- increase the number of years that STEM graduates can remain in the US under post-completion optional practical training (OPT) — this would be for students on F-1 visas earning degrees at US universities in STEM fields, and
- allow individuals whose first college degree is in STEM, but whose second degree is not (such as MBAs with undergraduate engineering degrees), to also qualify for STEM OPT
The Department of Homeland Security expects to publish a final rule shortly regarding work authorisation for the spouses of H-1B workers being sponsored for green cards.
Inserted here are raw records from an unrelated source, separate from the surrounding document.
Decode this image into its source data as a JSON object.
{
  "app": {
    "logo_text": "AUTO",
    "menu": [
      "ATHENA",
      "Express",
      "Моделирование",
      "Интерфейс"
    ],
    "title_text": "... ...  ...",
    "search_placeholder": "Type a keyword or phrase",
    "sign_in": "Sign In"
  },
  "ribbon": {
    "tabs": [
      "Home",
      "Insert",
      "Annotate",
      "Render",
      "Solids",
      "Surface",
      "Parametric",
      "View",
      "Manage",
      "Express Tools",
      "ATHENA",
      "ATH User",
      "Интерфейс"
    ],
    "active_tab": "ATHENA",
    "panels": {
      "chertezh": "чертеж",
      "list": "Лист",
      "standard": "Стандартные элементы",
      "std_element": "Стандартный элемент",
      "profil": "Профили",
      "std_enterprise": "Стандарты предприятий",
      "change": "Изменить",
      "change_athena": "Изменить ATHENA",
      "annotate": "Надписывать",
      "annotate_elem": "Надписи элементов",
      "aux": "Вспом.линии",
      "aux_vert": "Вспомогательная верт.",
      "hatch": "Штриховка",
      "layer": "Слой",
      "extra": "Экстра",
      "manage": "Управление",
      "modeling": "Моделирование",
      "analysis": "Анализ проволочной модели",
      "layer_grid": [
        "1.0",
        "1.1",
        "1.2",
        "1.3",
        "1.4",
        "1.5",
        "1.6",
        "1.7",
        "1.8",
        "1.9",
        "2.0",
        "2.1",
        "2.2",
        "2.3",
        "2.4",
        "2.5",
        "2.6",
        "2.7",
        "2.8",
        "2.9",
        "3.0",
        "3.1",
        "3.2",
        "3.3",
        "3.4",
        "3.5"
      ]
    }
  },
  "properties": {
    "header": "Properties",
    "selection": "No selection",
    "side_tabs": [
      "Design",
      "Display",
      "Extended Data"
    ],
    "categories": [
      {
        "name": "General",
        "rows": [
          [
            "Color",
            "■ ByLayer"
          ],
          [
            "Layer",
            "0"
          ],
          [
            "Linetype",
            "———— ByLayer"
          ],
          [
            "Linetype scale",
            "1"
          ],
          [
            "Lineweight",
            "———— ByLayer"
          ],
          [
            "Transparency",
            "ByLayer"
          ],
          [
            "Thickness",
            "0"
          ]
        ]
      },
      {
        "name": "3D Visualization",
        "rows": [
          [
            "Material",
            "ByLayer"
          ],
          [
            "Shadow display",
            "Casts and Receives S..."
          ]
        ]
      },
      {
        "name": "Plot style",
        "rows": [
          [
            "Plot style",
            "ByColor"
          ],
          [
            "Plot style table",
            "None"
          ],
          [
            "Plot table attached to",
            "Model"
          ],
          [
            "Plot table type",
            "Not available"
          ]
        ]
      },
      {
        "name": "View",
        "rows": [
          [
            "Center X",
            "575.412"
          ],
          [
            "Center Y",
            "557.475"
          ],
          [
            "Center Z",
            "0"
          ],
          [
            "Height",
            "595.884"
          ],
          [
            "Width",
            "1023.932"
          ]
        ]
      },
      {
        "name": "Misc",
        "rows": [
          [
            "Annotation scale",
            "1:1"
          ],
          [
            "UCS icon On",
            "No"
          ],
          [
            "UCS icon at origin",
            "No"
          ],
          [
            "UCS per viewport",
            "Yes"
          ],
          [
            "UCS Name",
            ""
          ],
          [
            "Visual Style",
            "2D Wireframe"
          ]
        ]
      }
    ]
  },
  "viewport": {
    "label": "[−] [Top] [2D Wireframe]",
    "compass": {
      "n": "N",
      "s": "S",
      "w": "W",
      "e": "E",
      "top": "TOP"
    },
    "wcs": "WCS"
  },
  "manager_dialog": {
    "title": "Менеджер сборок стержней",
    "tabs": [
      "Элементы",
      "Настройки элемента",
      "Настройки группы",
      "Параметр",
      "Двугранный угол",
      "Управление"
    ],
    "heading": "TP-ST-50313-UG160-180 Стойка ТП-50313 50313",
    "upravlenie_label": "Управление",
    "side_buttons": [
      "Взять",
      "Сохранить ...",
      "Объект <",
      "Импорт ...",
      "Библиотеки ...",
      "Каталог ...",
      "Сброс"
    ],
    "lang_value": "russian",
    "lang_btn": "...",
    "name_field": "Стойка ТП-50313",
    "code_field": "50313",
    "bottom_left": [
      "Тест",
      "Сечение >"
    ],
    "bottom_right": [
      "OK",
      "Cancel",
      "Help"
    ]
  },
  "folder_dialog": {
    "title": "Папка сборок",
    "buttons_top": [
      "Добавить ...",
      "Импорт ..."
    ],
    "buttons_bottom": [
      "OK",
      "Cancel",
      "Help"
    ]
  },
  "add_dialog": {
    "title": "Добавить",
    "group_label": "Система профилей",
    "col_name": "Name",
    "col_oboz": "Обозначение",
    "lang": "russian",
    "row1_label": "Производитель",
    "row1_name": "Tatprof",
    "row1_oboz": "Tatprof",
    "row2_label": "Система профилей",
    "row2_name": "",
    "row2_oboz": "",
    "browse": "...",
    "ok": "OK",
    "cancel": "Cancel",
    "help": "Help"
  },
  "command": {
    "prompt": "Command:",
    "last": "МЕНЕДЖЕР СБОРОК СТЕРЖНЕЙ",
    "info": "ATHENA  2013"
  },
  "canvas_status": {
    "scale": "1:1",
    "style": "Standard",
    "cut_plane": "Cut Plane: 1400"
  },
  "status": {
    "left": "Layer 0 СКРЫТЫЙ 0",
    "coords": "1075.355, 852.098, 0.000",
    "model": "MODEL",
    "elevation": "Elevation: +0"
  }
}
This would allow certain spouses of individuals with H-1B work authorisation to obtain work authorisation cards that are not restricted (i.e. they can apply for jobs anywhere). As the permanent residence process can take four to ten years for some sponsored foreign workers, this would be a significant benefit for their spouses, who otherwise would need to obtain their own H-1B visas, or would have to wait until the end of the process to seek employment in the US.
Senate Bill would raise H-1B cap
A new bipartisan Senate Bill, the Immigration Innovation (I-Squared) Act, would initially raise the H-1B cap from 65,000 visas per year to 115,000. Thereafter, the cap would be adjusted according to demand, to a maximum of195,000 visas and a minimum of 115,000.
PERM Regulations to be revised
PERM Labour Certification is the way employers will typically sponsor a foreign worker for permanent residence. It is done through the Department of Labour and has not been updated for approximately ten years. The President’s executive action calls for the Department to streamline the PERM process and, perhaps, to allow it to work through a significant backlog of cases and reduce the processing time to less than six months.
Clarification of specialised knowledge for L-1B visa program
Under the L-1B Visa Program, multi-national employers may transfer workers to the US if they have “specialised knowledge” needed in the US. USCIS has long taken a narrow, and sometimes inconsistent, view of what constitutes “specialised knowledge”, making it difficult for employers to use this category. However, two developments in 2014 could change this.
A federal appeals court in Washington DC rejected the USCIS’s determination that L-1B “specialised knowledge” cannot be “inherent knowledge a person gains as a result of his or her upbringing, family and community traditions, and overall assimilation to one’s native culture necessarily falls into the realm of general knowledge.” The ruling could broaden the range of professionals eligible for these visas. In addition, in response to the President’s executive action, USCIS has stated that it will issue clear, consolidated guidance on the meaning of “specialised knowledge.”
Promoting research, development and entrepreneurs
Policy guidance will be issued allowing “researchers, inventors and founders” to qualify for National Interest Waivers (“NIW”) under the Employment-Based Second Preference category. The goal is to expand the use of the category for foreign nationals whose work will benefit the US. In addition, USCIS will develop a program to permit such individuals to enter the US temporarily to pursue these activities prior to obtaining the NIW.
Inter-agency cooperation on worksite enforcement
US Immigration and Customs Enforcement’s coordination with the Department of Labour regarding worksite enforcement will be strengthened. Better cooperationamong ICE worksite enforcement, Department of Justice (Office of Special Counsel), the National Labour Relations Board, and the Equal Employment Opportunity Commission will also be addressed. Increased coordination and cooperation is expected to lead to more workplace nvestigations.
John L. Sander is a Shareholder in the New York office of Jackson Lewis P.C.